Page and application data records
# # # # #

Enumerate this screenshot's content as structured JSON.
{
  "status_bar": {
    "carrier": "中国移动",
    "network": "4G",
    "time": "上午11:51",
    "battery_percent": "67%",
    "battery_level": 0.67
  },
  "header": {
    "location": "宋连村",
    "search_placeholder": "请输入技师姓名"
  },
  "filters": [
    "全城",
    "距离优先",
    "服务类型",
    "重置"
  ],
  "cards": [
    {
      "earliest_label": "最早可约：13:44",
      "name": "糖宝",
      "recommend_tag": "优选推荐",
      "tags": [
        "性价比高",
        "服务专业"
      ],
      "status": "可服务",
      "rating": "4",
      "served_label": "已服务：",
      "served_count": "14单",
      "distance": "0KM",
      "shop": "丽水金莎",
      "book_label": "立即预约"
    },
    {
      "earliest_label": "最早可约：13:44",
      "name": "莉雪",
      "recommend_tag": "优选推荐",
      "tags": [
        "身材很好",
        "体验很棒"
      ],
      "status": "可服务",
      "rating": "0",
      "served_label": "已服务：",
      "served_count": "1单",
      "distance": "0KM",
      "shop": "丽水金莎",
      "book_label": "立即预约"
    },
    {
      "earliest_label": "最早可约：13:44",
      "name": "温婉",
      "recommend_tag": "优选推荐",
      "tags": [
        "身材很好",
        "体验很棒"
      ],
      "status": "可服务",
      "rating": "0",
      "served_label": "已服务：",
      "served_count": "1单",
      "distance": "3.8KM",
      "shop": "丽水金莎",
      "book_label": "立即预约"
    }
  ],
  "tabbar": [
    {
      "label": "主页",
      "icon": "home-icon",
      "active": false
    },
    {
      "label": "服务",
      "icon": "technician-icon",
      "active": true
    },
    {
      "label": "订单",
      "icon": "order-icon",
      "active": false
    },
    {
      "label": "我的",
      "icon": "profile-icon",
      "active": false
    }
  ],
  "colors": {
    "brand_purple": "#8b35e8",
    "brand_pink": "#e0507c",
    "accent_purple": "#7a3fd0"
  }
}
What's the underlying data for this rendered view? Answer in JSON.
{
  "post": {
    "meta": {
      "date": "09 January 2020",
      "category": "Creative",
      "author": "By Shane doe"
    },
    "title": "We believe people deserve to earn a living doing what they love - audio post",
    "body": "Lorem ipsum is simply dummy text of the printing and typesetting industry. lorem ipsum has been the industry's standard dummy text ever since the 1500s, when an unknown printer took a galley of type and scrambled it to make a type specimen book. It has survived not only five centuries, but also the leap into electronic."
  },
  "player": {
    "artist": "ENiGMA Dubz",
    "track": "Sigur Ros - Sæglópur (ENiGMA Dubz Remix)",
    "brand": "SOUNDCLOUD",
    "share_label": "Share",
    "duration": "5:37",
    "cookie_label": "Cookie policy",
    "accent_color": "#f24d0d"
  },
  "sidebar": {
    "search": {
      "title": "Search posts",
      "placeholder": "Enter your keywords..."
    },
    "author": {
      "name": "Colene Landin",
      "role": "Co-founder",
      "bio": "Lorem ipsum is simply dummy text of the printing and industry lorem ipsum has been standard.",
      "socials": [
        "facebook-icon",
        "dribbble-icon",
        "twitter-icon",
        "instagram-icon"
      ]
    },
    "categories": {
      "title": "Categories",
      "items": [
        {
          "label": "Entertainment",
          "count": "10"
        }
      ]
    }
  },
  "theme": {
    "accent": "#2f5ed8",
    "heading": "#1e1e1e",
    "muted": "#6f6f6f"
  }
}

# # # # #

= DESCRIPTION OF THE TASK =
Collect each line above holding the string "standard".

= YOUR RESPONSE =
    "body": "Lorem ipsum is simply dummy text of the printing and typesetting industry. lorem ipsum has been the industry's standard dummy text ever since the 1500s, when an unknown printer took a galley of type and scrambled it to make a type specimen book. It has survived not only five centuries, but also the leap into electronic."
      "bio": "Lorem ipsum is simply dummy text of the printing and industry lorem ipsum has been standard.",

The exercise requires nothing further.